Danville Mayor Mike Perros said he was concerned about involving the public.
“… I appreciate getting all these people together in this room. We’re either elected officials or we’re professional staff. Now you’re going to have a public meeting Sept. 5. So, what happens if you’ve got 30 people show up and say, ‘We want it some other way.’ Who are you going to listen to? If we’ve got 12, 15 of us in this room, and 30 people say ‘We want it differently,’ who are you going to listen to?”
Perros said his point is that they are the elected officials. “ … we’re elected to make decisions. We are staffed to make decisions.”
“Are you saying we shouldn’t have a public meeting?” Baker asked.
“That’s what we’re saying,” answered Boyle County Magistrate Phil Sammons.
Magistrate Jason Cullen said, “I think public comment’s great. But you might be putting too much weight …” on the handful of people who may show up for the public meeting.
“Don’t you think a lot of times the more meetings you have the more confusion you get?” asked Sammons.
Cabinet spokesperson Nathasha Lacy said, “One of the reasons we have public meetings is to give the opportunity for citizens to come and to express their opinions and to get information. We do this with every project, where we invite the general public to come. We want to be fair and we want to give them the opportunity to get information.”
Sammons insisted there is no use for the public forum, because his constituents “depend” only on him for their information. He is District 3 magistrate, which includes most of the U.S. 127 Bypass area.
“People that’s got questions and problems in my district, they’re going to come to me! I don’t think they need a forum to come in here. But I bet you I won’t have five of my people, in my district (come to the public meeting) because they depend on me,” Sammons said.
Lacy attempted to explain the need for government transparency to the group of elected officials.
“I understand that.
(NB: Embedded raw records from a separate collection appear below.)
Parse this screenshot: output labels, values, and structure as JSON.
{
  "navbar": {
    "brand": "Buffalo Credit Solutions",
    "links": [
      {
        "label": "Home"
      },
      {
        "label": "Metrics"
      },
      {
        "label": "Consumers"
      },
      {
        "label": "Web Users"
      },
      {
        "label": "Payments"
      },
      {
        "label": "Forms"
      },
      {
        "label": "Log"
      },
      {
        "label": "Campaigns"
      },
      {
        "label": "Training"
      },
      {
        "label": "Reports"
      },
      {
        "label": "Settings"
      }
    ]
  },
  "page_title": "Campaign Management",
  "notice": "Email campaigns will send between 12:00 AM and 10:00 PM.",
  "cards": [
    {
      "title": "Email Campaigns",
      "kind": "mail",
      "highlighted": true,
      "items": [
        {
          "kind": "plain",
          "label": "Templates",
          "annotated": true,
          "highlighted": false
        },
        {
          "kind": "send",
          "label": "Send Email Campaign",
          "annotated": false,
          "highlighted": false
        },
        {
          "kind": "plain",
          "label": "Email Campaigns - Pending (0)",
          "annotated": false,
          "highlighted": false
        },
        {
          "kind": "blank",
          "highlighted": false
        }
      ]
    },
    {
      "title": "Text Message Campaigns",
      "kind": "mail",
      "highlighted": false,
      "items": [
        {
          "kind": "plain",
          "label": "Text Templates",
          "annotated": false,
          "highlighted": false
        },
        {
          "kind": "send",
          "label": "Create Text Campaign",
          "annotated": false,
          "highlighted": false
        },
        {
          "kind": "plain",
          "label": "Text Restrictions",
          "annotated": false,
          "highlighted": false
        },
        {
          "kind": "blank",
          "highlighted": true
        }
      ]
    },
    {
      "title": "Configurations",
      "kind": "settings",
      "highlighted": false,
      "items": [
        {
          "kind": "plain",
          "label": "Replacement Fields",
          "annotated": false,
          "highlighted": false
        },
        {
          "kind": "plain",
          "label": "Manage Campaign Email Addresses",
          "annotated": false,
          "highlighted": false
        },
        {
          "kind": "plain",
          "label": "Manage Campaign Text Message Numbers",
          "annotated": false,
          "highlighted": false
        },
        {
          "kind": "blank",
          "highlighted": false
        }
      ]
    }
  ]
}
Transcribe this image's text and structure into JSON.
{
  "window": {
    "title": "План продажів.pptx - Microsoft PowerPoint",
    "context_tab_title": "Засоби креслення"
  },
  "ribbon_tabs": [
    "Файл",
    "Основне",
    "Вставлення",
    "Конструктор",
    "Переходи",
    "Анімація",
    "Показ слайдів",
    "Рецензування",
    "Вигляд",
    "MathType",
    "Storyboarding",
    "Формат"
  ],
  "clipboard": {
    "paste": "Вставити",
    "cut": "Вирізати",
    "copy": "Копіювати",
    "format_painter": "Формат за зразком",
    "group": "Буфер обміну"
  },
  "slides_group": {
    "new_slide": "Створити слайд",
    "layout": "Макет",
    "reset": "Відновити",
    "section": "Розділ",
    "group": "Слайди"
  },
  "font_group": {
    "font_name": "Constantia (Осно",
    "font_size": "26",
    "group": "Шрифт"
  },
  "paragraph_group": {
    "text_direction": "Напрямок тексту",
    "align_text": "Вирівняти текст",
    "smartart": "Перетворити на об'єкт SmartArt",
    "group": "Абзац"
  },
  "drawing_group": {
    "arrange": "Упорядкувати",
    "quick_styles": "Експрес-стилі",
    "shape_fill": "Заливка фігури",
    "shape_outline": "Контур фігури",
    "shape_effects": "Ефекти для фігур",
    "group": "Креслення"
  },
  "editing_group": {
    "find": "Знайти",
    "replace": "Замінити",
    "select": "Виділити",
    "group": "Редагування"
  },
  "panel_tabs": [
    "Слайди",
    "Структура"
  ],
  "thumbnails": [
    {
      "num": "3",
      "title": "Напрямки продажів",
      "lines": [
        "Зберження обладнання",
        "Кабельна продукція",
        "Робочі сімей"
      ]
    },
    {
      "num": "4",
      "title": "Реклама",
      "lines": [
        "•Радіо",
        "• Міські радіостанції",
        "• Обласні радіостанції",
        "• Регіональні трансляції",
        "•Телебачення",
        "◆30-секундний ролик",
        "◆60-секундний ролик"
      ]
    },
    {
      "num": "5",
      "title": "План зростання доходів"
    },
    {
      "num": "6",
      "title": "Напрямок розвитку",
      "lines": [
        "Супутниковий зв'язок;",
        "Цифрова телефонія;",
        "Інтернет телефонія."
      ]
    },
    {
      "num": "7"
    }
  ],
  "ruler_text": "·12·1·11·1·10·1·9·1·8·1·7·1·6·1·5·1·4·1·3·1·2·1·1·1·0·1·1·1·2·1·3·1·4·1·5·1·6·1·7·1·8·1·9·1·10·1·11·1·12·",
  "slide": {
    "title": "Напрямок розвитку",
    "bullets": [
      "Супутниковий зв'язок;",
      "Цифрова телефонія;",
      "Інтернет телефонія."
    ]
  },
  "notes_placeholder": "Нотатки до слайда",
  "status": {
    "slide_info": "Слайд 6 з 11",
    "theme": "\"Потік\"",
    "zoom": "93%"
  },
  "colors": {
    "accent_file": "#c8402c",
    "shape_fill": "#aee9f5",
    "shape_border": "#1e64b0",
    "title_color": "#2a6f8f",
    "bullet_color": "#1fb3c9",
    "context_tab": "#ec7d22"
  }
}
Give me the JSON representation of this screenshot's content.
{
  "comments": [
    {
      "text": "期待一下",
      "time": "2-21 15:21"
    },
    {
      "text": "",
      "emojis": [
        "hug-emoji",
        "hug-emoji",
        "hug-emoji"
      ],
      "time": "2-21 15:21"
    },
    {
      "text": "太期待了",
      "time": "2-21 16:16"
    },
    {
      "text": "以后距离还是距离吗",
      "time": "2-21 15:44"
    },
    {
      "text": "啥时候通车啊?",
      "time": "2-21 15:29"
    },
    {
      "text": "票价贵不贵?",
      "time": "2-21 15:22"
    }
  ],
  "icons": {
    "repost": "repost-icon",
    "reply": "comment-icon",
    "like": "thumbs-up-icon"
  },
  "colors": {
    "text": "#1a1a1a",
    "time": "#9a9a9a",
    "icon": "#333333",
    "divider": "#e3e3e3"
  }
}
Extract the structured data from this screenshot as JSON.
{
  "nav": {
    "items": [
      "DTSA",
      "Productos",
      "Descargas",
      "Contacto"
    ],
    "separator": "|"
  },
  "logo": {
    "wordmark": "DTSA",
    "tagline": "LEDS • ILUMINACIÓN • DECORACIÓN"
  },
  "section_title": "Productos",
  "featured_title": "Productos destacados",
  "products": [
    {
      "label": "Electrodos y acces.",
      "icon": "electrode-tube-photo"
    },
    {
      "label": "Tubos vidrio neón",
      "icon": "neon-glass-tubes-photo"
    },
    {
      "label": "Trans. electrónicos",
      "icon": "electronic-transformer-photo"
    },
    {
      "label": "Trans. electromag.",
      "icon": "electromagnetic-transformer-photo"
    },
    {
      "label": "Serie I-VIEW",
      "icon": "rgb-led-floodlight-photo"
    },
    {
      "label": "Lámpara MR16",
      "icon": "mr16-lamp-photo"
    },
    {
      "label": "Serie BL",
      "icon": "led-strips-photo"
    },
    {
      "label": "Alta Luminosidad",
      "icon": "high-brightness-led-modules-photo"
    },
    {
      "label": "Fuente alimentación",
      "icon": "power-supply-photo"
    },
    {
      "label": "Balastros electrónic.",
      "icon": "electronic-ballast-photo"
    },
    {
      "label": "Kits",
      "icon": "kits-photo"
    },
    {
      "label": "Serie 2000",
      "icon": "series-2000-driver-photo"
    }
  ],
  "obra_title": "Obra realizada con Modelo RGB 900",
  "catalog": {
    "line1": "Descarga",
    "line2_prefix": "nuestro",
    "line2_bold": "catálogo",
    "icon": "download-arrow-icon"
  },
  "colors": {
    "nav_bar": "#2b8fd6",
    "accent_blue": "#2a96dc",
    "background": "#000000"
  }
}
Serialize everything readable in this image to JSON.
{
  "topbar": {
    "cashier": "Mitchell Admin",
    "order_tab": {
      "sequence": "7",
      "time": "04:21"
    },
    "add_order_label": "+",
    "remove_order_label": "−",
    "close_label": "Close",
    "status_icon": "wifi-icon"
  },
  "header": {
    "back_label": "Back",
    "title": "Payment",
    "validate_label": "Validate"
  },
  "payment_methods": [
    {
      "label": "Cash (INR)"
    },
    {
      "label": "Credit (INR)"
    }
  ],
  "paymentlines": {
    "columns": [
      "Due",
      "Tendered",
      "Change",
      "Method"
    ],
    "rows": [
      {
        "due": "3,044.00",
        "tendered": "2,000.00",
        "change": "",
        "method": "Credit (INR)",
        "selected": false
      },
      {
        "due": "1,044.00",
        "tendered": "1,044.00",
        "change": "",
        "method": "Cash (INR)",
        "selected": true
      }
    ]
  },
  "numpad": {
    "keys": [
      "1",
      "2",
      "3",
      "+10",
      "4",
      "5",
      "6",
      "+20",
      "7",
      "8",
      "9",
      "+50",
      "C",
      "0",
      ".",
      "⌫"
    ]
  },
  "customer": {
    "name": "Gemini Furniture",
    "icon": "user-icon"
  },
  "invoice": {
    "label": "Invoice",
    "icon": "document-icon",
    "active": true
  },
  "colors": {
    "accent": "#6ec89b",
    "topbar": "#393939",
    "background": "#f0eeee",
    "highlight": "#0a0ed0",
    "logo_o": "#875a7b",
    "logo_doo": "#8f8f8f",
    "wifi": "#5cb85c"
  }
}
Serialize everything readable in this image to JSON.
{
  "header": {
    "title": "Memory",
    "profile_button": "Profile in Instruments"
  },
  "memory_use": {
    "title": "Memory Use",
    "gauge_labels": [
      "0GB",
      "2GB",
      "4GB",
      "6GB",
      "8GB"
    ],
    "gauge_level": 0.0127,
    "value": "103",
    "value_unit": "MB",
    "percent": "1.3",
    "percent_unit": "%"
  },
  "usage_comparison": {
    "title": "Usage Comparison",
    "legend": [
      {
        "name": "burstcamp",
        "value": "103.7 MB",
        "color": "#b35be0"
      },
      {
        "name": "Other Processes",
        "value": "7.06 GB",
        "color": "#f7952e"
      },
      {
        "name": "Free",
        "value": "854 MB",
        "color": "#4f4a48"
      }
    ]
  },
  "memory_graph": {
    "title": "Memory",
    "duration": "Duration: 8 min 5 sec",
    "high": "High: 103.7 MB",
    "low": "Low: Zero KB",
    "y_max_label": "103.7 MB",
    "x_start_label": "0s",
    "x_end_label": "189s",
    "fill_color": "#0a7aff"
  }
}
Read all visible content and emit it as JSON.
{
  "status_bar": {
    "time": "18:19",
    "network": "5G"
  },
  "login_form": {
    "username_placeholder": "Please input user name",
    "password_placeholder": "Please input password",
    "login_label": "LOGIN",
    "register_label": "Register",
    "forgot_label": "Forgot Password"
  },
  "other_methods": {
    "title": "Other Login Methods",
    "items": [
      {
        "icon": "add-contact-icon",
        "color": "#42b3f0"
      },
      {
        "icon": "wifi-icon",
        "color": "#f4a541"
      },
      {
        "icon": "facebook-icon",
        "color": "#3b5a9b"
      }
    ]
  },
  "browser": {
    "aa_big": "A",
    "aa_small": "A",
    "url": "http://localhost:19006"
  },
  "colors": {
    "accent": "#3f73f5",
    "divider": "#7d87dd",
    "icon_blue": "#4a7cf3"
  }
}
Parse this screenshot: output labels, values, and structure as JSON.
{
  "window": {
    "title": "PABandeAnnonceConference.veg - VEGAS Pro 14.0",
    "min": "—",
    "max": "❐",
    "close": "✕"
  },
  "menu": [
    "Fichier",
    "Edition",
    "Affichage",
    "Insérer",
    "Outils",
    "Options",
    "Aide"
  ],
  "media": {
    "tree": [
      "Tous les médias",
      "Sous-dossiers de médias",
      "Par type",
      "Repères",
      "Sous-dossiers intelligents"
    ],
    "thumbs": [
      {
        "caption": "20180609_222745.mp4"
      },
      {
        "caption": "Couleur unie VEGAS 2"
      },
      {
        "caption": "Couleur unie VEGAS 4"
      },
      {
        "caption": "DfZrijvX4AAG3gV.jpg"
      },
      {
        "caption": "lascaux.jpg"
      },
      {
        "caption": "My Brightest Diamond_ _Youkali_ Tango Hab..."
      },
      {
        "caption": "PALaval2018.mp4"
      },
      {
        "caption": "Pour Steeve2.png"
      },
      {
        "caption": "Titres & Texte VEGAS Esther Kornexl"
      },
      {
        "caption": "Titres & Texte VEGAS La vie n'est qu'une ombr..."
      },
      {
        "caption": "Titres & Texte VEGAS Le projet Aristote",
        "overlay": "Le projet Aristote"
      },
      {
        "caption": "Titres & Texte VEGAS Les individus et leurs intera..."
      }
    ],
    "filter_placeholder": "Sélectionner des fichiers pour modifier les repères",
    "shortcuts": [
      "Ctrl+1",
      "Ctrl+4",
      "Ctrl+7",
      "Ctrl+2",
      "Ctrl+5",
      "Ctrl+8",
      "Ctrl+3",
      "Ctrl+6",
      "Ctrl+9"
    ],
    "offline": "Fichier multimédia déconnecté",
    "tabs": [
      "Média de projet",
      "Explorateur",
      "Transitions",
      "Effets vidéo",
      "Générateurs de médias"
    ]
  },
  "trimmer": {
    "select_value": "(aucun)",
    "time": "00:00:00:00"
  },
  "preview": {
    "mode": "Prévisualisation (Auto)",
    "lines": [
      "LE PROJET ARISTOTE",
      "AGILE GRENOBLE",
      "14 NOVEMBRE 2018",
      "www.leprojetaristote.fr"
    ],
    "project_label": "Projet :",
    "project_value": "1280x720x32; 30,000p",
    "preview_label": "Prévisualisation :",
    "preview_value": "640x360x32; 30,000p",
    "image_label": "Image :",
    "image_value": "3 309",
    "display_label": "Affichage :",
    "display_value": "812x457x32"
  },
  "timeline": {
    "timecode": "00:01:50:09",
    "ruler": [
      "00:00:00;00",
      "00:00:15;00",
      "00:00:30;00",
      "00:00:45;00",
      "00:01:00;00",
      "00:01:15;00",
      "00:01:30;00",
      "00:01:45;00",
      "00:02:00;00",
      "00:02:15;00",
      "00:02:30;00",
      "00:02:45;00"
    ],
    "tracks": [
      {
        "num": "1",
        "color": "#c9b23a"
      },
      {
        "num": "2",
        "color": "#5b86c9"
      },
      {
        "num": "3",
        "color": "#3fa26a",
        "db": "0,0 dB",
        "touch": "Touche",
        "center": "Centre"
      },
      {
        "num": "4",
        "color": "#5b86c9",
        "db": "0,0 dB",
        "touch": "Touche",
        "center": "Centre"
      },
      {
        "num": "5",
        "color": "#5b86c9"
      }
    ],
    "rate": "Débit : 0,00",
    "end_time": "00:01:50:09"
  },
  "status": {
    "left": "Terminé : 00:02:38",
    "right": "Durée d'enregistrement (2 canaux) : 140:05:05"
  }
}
It’s just our way of inviting the public and telling them they can have time and have answers to their questions by qualified engineers. … We give that to the public for every project that we have. We want to be transparent. We don’t want the public to think we’re hiding things from them,” Lacy said.
“And that’s great,” Perros said. “But when you start asking for their input and weigh it into a decision, that’s where I have to say I think that is an error in judgment.”
Caywood told the cabinet representatives, “May I suggest you tell the whole story?” He said to make sure the public knows that if they want to include bike lanes on Main Street, “make sure they realize, please realize, we’re going to have to close and narrow some other lanes. That’s part of the decision making process to me.”
After listening to the meeting via phone conference, Rep. Daniel Elliott told the group, “I think we should try to continue to keep an open mind.” He added that public input was “very important.”
He said, “If the decision is made to keep this in place (the current lane configuration without bike lanes), altering what was present during the test period really renders the test period completely useless.”
Elliott encouraged all of the officials in the room to talk to as many people as possible to find out how they feel about the reconfiguration. “It’s important to be a local decision.”
After more discussion about features the elected officials would like to see added to the project, Candice Wallace, a University of Kentucky meeting facilitator, asked the group of men, “Although there has been definitely some concerns and some very important ones, is this something that you can support moving forward when it comes to the decision, when it comes to the public meeting — as it is right now, without bike lanes?”
With a show of hands, everyone agreed to support the lane configuration.